My preference is to use a jig to sharpen my tools because of its repeatability. The jig was able to register and tighten down on the blade.
Given the length of the blade, there was not a lot of it clamped in the jig. The blade did not twist or loosen while in the jig but this was a concern.
The bevel required slightly more work than the backside. The bevel needed to be squared up, but again, this went very quickly on my Diamond Plates.
I worked through the same grits as with the back and then added a micro-bevel using my 8000 grit stone. This was followed by polishing the micro-bevel on a leather strop. The result was an extremely keen edge. I estimate that it took less than 15 minutes to sharpen the blade and that included taking the pictures.
While moving the chisel around to get the best orientation for a picture to show the micro-bevel I noticed how items in my shop were being reflected in the surface of the bevel. Here is an image of the bevel with a picture hanging on the wall reflected from the surface!
An interesting fact from the Narex website is that "Narex chisels are ground before being hardened, so you may find that edge retention improves significantly after the first couple of honings. This is completely normal and once the first couple of millimetres have been sharpened away you will begin to experience what a pleasure Cr-Mn steel is to use."
How are the Narex Chisels when it comes to cutting a dovetail tail? First, I laid out a tail board and rough cut out the tails.
I laid out the tail so that the bottom would be a 1/2", the exact size of the width of the blade. After removing most of the waste I set the blade into my scribe mark and began to cut down on the back wall of the tail. Here is what that looked like:
As shown, the edges of the chisel fit nicely into the acute corners of the tail. Since the chisel edge is not a sharp edge, but about 1/32" thick, it is not a perfect fit into the corner, but very close. I was very happy with the resulting quality of the cut along the back wall and the minimal amount of wood left in the corners of the tail.
It was very easy at this point to take a slightly narrower chisel and remove the final amount of wood that was left in the corners.
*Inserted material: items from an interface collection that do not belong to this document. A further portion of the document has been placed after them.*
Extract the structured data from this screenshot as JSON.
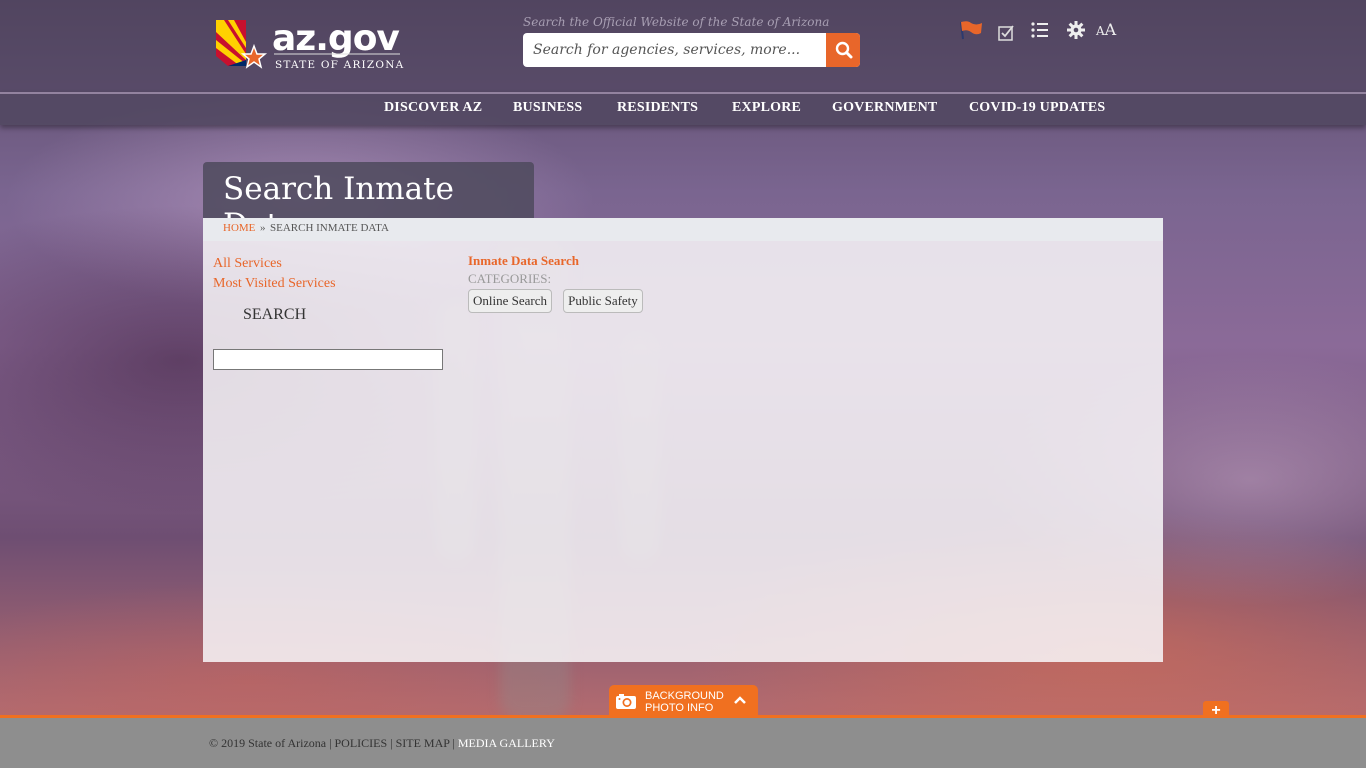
{
  "header": {
    "logo_text": "az.gov",
    "logo_subtext": "STATE OF ARIZONA",
    "search_caption": "Search the Official Website of the State of Arizona",
    "search_placeholder": "Search for agencies, services, more...",
    "utility_icons": [
      "flag-icon",
      "checkbox-icon",
      "list-icon",
      "gear-icon",
      "text-size-icon"
    ],
    "text_size_label": "AA"
  },
  "nav": {
    "items": [
      "DISCOVER AZ",
      "BUSINESS",
      "RESIDENTS",
      "EXPLORE",
      "GOVERNMENT",
      "COVID-19 UPDATES"
    ]
  },
  "page": {
    "title": "Search Inmate Data",
    "breadcrumb": {
      "home": "HOME",
      "separator": "»",
      "current": "SEARCH INMATE DATA"
    }
  },
  "sidebar": {
    "links": [
      "All Services",
      "Most Visited Services"
    ],
    "search_label": "SEARCH",
    "search_value": ""
  },
  "result": {
    "title": "Inmate Data Search",
    "categories_label": "CATEGORIES:",
    "categories": [
      "Online Search",
      "Public Safety"
    ]
  },
  "photo_info": {
    "line1": "BACKGROUND",
    "line2": "PHOTO INFO"
  },
  "footer": {
    "copyright": "© 2019 State of Arizona",
    "sep": "|",
    "links": [
      "POLICIES",
      "SITE MAP",
      "MEDIA GALLERY"
    ]
  },
  "colors": {
    "accent": "#e8662a",
    "nav_bg": "#50465f",
    "footer_bg": "#8e8e8e"
  }
}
I was very pleased with the performance of these Narex Dovetail Chisels. They sharpened quickly and produced a very nice keen edge. Although I don't know how long they will keep that edge, I expect it to be very similar to a chisel made with O1 steel. In any case, if you rehone on a leather strap quite often, like I do, you can easily maintain a very sharp edge. It is a specialty tool, but one that will be useful in your shop if you hand cut your dovetails.
Find out more and purchase the
Narex Dovetail Chisels - Set of 3
Jeffrey Fleisher has been a woodworker for approximately 20 years and a professional woodworker for the past 6 years. He is the president of his local woodturning club, the Woodturners of the Virginias and past president of the Northern Virginia Carvers. You can see some of the furniture he has made at www.jeffswooddesigns.com. He can be reached by email at firstname.lastname@example.org
Return to the
Wood News Online